But the main point in that list in the last one. "Crack down on tax evasion". As I wrote a while ago, John Mauldin had this great stat that I will probably never forget (barring Alzheimer). Only 6 people in the whole country of over 10 million filed a tax return in 2009 that said they made over €1 million. There’s 6 on very single inhabited island, if you ask me, and they have more islands then they know what to do with. There was this great story recently where only a very small number of an affluent neighborhood's Athens citizens had declared a swimming pool near their homes, and the government (?!) had chartered a plane to fly over the area that found tons of pools.

Ironically, this sort of thing may point to the idea that Greece isn't doing so bad after all. The country has a long standing history (shaped by occupations) of not paying taxes. If the Greeks can be made to pay their taxes, or even just for instance a third of what they legally owe, the entire Greek issue might be solved. I’ve seen numbers as large as $30 billion missed in revenues because of the "proud" evasion culture. But it may take a while: I’ve also read tales of people wanting to pay taxes, but unable to get through the bureaucracy and actually deliver their money.

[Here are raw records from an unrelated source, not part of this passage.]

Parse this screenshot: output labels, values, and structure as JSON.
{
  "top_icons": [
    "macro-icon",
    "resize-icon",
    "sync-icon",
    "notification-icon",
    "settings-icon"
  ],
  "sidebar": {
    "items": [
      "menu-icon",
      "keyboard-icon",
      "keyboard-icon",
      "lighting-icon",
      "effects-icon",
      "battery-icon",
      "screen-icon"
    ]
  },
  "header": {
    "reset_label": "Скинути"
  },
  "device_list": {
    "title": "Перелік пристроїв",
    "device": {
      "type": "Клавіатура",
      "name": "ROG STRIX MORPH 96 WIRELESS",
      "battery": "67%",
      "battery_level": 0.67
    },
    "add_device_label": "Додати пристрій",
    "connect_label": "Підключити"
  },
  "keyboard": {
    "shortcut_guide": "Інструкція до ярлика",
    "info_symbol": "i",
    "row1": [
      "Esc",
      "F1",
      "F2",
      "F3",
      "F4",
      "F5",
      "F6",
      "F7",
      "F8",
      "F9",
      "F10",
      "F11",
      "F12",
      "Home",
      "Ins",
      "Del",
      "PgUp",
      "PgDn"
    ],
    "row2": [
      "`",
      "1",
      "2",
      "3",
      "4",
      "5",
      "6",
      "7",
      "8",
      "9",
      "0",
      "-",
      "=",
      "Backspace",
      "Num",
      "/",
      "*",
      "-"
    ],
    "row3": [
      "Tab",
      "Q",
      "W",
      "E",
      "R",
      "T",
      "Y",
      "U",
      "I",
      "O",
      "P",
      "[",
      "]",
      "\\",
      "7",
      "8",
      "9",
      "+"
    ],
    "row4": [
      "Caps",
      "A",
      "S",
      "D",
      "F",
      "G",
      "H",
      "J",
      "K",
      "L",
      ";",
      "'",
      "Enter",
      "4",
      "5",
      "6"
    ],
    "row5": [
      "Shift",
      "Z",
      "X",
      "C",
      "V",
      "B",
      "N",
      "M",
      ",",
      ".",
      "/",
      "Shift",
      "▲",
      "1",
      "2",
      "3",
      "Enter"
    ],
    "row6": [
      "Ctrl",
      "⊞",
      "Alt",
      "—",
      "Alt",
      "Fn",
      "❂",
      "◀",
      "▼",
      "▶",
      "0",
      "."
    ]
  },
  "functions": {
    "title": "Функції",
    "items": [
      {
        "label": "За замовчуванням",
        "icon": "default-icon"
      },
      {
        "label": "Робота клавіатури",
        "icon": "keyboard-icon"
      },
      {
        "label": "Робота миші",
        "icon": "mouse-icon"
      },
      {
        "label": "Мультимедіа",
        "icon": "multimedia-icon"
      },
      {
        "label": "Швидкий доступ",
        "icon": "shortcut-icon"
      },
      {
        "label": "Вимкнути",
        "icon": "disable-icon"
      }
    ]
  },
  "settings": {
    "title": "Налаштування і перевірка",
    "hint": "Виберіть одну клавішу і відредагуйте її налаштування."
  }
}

Not that different from the US, though: 47% of Americans pay no federal income taxes, and when it comes to corporate taxes, dont’ get me started: the US may even put Greece to shame on that one.

Still, so, yes, that’s your foreland, wherever you live in the western world. And it could, and very probably will, get much worse.

Britain has a major election on Thursday, and for some reason (turn chaos into profit?) the bonds and sterling futures markets have decided to open at 1.00am local time. If the election results are too confusing for pundits to explain, expect a deep, low and loud sucking sound just off Blackfriars Bridge.

If you dare look a little deeper into your own future, though, try Latvia. It laid off one in 3 of its government workers (remember, it was "only" one in 12 in Fresno), and whoever was lucky enough to keep their jobs saw their pay cut by 25%. Private sector wages are down 30%, and unemployment stands at 23%. I would venture that the Latvians understand by now that there's no guarantee whatever that this is as bad as it will get. And neither should any of us who happen not to be proud citizens or Riga.

Today’s stock and forex exchange markets may be an aberration, or an anomaly, or anything you wish to call them. Still, the overall tendency stands, and while you wouldn’t be able to recognize it from watching Wall Street, a good albeit brief look at Sacramento, Fresno, Athens, London and Riga, Latvia should tell you all you need to know. It’s getting ever harder for incumbent power to keep pressure levels high enough to fool enough people into thinking the boat's not sinking. The credit crunch is a global phenomenon, always was.

I used the term "Beggar thy currency" a while ago, talking about Angela Merkel trying to bring down the Euro vs the USD. And as I said, she gets what she wants: a better exports position. But Chris Whalen today comes with one that fits government (and IMF) policy around the globe even much better: "Beggar thy citizen".

And to quote the Fresno mayor once again: what we will increasingly see are "budgets filled with pain". Please don’t be caught blindsided.

Disclosure: No positions